The Alaska Brain Injury Network defines a traumatic brain injury (TBI) as damage to the living brain tissue by an external mechanical force or motion. It is usually characterized by a period of altered consciousness (amnesia or coma) that can be very brief (minutes) or very long (months/indefinitely).
“[The brain is] a very unforgiving organ, from the standpoint if it's deprived of oxygen or there is pressure on it, it has a tendency to not want to work again fairly rapidly,” said Dr. Tim Cohen with Alaska Regional Hospital.
Cohen, along with Dr. Regina Chennault, treats many people with TBI’s almost every day at the hospital. Chennault says not everyone with a TBI leaves the hospital at the same level of function they did when they came in.
“Sometimes they have to learn to walk again or learn to talk or learn to write, so it’s not that they usually don’t go home the way they were before they came in,” Chennault said.
The Centers for Disease Control (CDC) reports 1.7 million people suffer a TBI every year in the United States. Traumatic brain injuries are one of the top contributing factors to injury-related deaths in the country. According to the CDC, the most common cause of TBI’s are from falls, motor vehicle or ATV accidents, being struck in the head by an object, head assaults, using guns and war zone explosions.
Chennault said she’s not surprised by one of the causes because of its relevancy in Alaska. “Assaults, that’s not a big surprise to me because I do know we have a high rate of domestic violence and assault across the state of Alaska,” she said.
Along with common causes, there are common symptoms. Doctor Scott Simms with Alaska Regional Hospital described some: “if they have a loss of consciousness, if they have any amnesia for the event, if they have any abnormal neurological symptoms… bad headache, visual disturbances, nausea, vomiting.”
Simms also added people can still be at risk even if they don’t have any symptoms. “A person who has no symptoms but has high risk factors (blood thinners, old person, alcoholic, a very young baby... less than two years of age) that has a significant fall should probably be evaluated without any of those other symptoms,” he said.
When it comes to treatment, Cohen said most TBI’s require little to no treatment. He said taking medication, rest and close monitoring more than likely will do the trick.
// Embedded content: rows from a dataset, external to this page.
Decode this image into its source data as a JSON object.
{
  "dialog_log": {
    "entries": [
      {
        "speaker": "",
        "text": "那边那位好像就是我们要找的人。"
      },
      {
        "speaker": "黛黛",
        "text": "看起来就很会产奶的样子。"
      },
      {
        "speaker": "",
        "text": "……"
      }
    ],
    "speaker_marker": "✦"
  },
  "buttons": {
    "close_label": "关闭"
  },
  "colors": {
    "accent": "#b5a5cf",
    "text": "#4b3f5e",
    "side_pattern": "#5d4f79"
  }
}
However, there are situations where surgery is required. “They can be intact and complaining of a headache with a skull fracture and they have a large hemorrhage, and I know if I don't take that hemorrhage out... that could potentially lead to their death,” he said.